Matano testified that Officer Johnson had arrived at the scene as he began his pursuit of the suspect. Matano caught the suspect at the top of a hill and deployed his Taser, which caused the suspect to fall down the hill, according to the appeal. Matano then successfully navigated to the bottom of the hill in order to arrest the suspect. Officer Johnson arrived 20-30 seconds later, according to the appeal.

“Sgt. Matano heard Officer Johnson come over the hill and looked up. He saw her stumble and fall down the hill approximately 5-6 feet, onto the pavement at the bottom,” the appeal reads. “He was not sure whether she lost consciousness; he only recalls hearing a loud smack and Officer Johnson’s scream.”

Johnson had a somewhat different accounting of the event at trial, according to the appeal. Johnson said when she arrived at the stockyards, “the suspect was half-dressed and was ‘chanting, saying demonic things,'” according to the appeal.

Johnson testified she and Matano approached the suspect together, and when he wouldn’t comply, they both used their Tasers — but they had no effect, according to the appeal.

Johnson testified she remembers running a few steps before falling, but could not remember where she fell or what caused her fall, according to the appeal.

Johnson suffered injuries to her wrist and eye, according to court filings.

“Officer Johnson filed suit against Norfolk Southern Railway Company, claiming that the embankment was a dangerous condition on its premises and that Norfolk Southern is liable to her for her fall,” the appeal reads.

In ruling against Johnson, a Boyle County jury found that Johnson was barred from winning due to the “firefighter’s rule,” which is the precedent that responders such as firefighters and police officers cannot sue private property owners for hazards they encounter while performing their duties.

However, according to filings to the Supreme Court, the Court of Appeals determined the firefighter’s rule did not protect Norfolk Southern because the company was not the property owner who called 911, and because the risk of falling down a hill was not an inherent risk of the job she was doing.

Attorneys for Johnson argue the Court of Appeals was correct in its interpretation of the firefighter’s rule and the Supreme Court does not need to hear oral arguments.

Attorneys for Norfolk Southern argue the Court of Appeals ruled incorrectly — that the firefighter’s rule applies to any property that first responders must access for their jobs, regardless of who called 911; and that falling while pursuing an unruly suspect is not an unusual risk.

Norfolk Southern’s attorneys also argue that even without the firefighter’s rule, Johnson doesn’t have a case.

“In this suit, Johnson claims never to have seen the hillside, and that the hillside was an unreasonably dangerous condition about which Norfolk Southern should have warned her,” Norfolk Southern’s appeal reads. “To articulate this argument is to refute it. No reasonable fact-finder could conclude that Norfolk Southern had a duty to post “warning: HILL” signs near every natural embankment on every piece of property it owns — let alone a sufficient number of signs along the length of its railroad line so that (Johnson) would have been likely to see one of them while in hot pursuit of the suspect.

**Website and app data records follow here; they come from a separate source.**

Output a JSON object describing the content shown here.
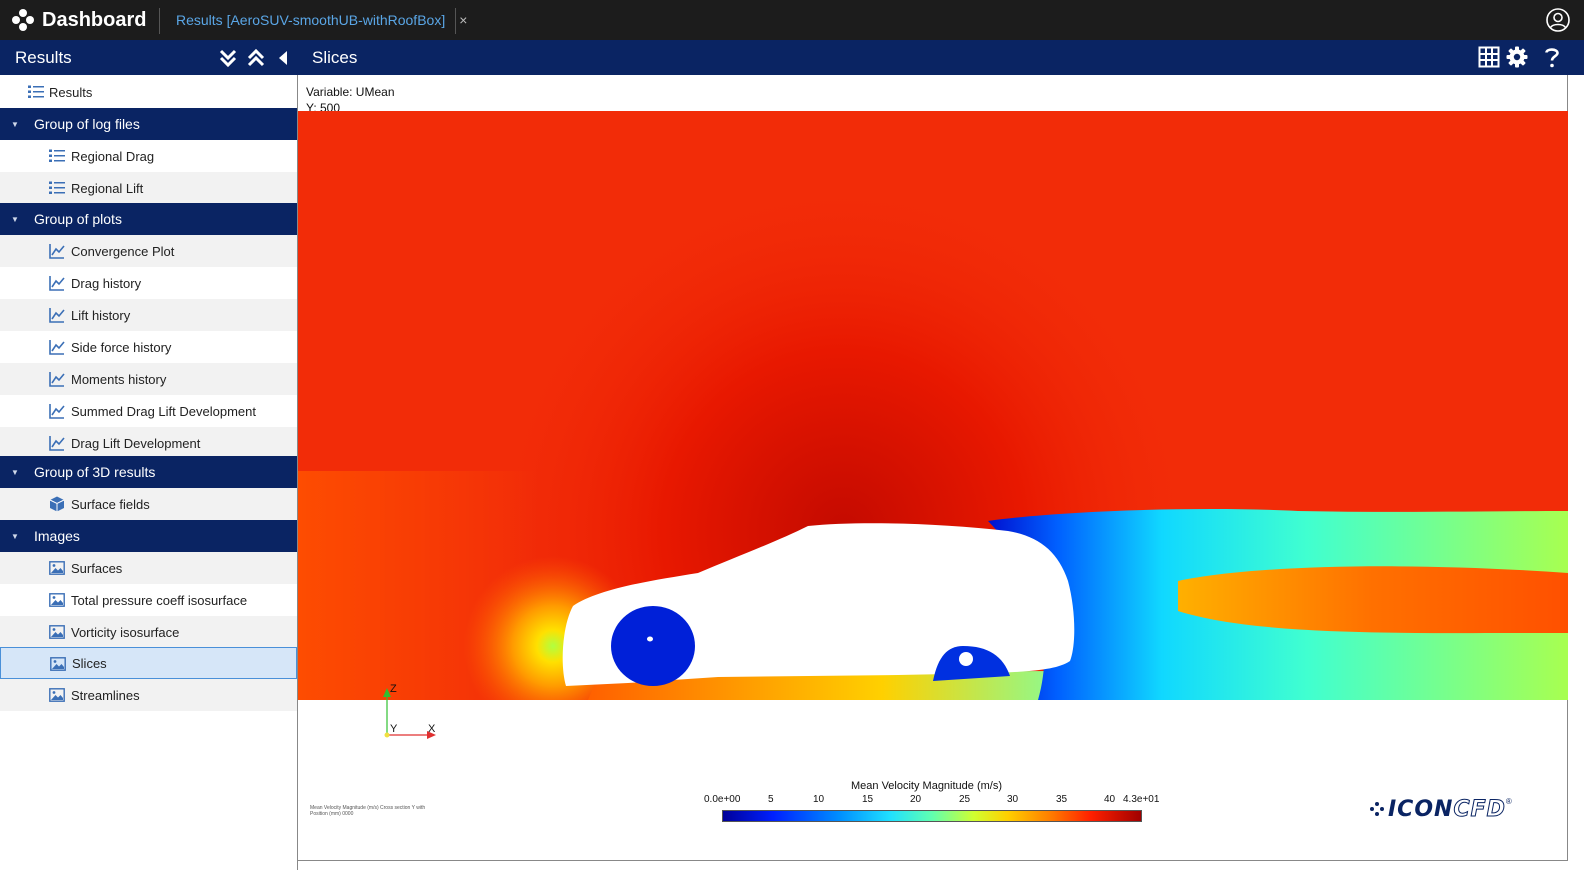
{
  "app": {
    "title": "Dashboard",
    "tab_label": "Results [AeroSUV-smoothUB-withRoofBox]",
    "tab_close": "×"
  },
  "left_panel": {
    "title": "Results",
    "buttons": [
      "expand-all-icon",
      "collapse-all-icon",
      "collapse-panel-icon"
    ]
  },
  "right_panel": {
    "title": "Slices",
    "buttons": [
      "grid-icon",
      "gear-icon",
      "help-icon"
    ]
  },
  "tree": {
    "root": {
      "label": "Results",
      "icon": "list-icon"
    },
    "groups": [
      {
        "label": "Group of log files",
        "items": [
          {
            "label": "Regional Drag",
            "icon": "list-icon"
          },
          {
            "label": "Regional Lift",
            "icon": "list-icon"
          }
        ]
      },
      {
        "label": "Group of plots",
        "items": [
          {
            "label": "Convergence Plot",
            "icon": "chart-line-icon"
          },
          {
            "label": "Drag history",
            "icon": "chart-line-icon"
          },
          {
            "label": "Lift history",
            "icon": "chart-line-icon"
          },
          {
            "label": "Side force history",
            "icon": "chart-line-icon"
          },
          {
            "label": "Moments history",
            "icon": "chart-line-icon"
          },
          {
            "label": "Summed Drag Lift Development",
            "icon": "chart-line-icon"
          },
          {
            "label": "Drag Lift Development",
            "icon": "chart-line-icon"
          }
        ]
      },
      {
        "label": "Group of 3D results",
        "items": [
          {
            "label": "Surface fields",
            "icon": "cube-icon"
          }
        ]
      },
      {
        "label": "Images",
        "items": [
          {
            "label": "Surfaces",
            "icon": "image-icon"
          },
          {
            "label": "Total pressure coeff isosurface",
            "icon": "image-icon"
          },
          {
            "label": "Vorticity isosurface",
            "icon": "image-icon"
          },
          {
            "label": "Slices",
            "icon": "image-icon",
            "selected": true
          },
          {
            "label": "Streamlines",
            "icon": "image-icon"
          }
        ]
      }
    ]
  },
  "viewer": {
    "variable_line": "Variable: UMean",
    "position_line": "Y: 500",
    "axes": {
      "z": "Z",
      "y": "Y",
      "x": "X"
    },
    "colorbar": {
      "title": "Mean Velocity Magnitude (m/s)",
      "ticks": [
        "0.0e+00",
        "5",
        "10",
        "15",
        "20",
        "25",
        "30",
        "35",
        "40",
        "4.3e+01"
      ],
      "min": 0,
      "max": 43,
      "colors": [
        "#000098",
        "#0020ff",
        "#0090ff",
        "#20e0ff",
        "#60ffb0",
        "#d0ff30",
        "#ffd000",
        "#ff8000",
        "#ff2000",
        "#a00000"
      ]
    },
    "caption": "Mean Velocity Magnitude (m/s)  Cross section Y with Position (mm) 0000",
    "logo": {
      "part1": "ICON",
      "part2": "CFD",
      "mark": "®"
    }
  }
}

“But that is precisely what a jury would have to believe to find Norfolk Southern liable here for its failure to warn about the presence of a drop-off on private land, not open to the public, adjacent to a rail yard.”